However, over the last 20-plus years, scientists have observed extreme weather events and climate warming. Rigorous scientific climate studies completed in 1990 by world-recognized climate scientists through the United Nations left no doubt about global warming’s causes and effects. (Ross Gelbspan, “The Heat Is On”)

Fracking releases methane, increases global warming

Scientists now know that fracking for gas and oil releases large amounts of methane gas, which traps much more heat on our planet than carbon dioxide. That means the planet is warming much more rapidly and intensely because of methane. The heat is causing droughts that affect agriculture and kill crops, leading to hunger and forcing people to flee from drought-stricken or flooded areas. Recent satellite studies show that not only the atmosphere above the drilling sites has accumulated greater than expected amounts of methane — but this has occurred all over the planet.

Some of this methane comes from the production process and the wells.  Some comes from higher temperatures in the Arctic, where melting ice is releasing methane trapped in the ice and permafrost there.

Either way, the release of methane contributes to the earth’s warming.  As more ice melts, more methane is released. Rapid trapping of intense heat creates a vicious cycle. Melting ice is visible and the sea rise is measureable. But the gas is invisible, so it is easy for nonscientists to dismiss it. However, the studies are conclusive.

Exxon Mobil commissioned a study in the 1980s which came to the same conclusions. However, oil companies hid the study’s results and falsely spread the idea that scientists were not in agreement or the conclusions were still debatable.

Scientists have sounded the alarms on global warming. It is causing displacement and extinction of some animals. It is also increasing bacteria, viruses and other disease-causing life forms, which flourish in places where they have never existed before because the climate was much cooler.

It is crucial to recognize and stop this industrial activity and burning of fossil fuels.  Continuing on this trajectory will keep warming the planet, which will cause not only extreme weather events — but starvation, drought and the development of new diseases or their eruption in locations where they have never before existed.

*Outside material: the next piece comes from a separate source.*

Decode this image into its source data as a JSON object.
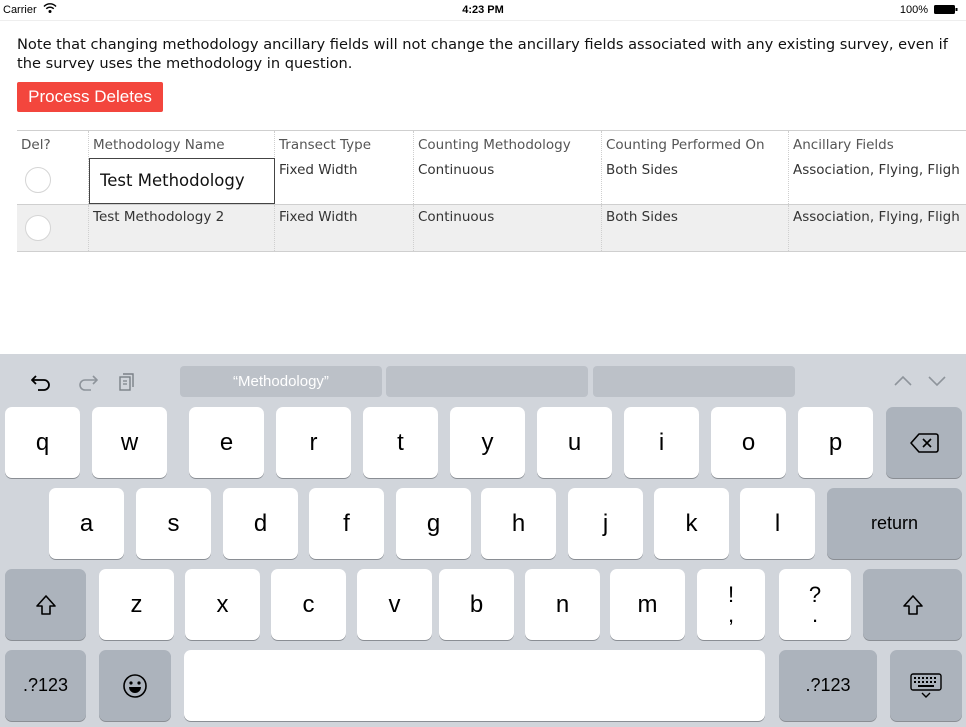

Scientists do not know at what point global warming will have gone too far.  The clock cannot be turned back. But they do agree that the danger to the planet is of such urgency that today’s situation cannot be allowed to continue.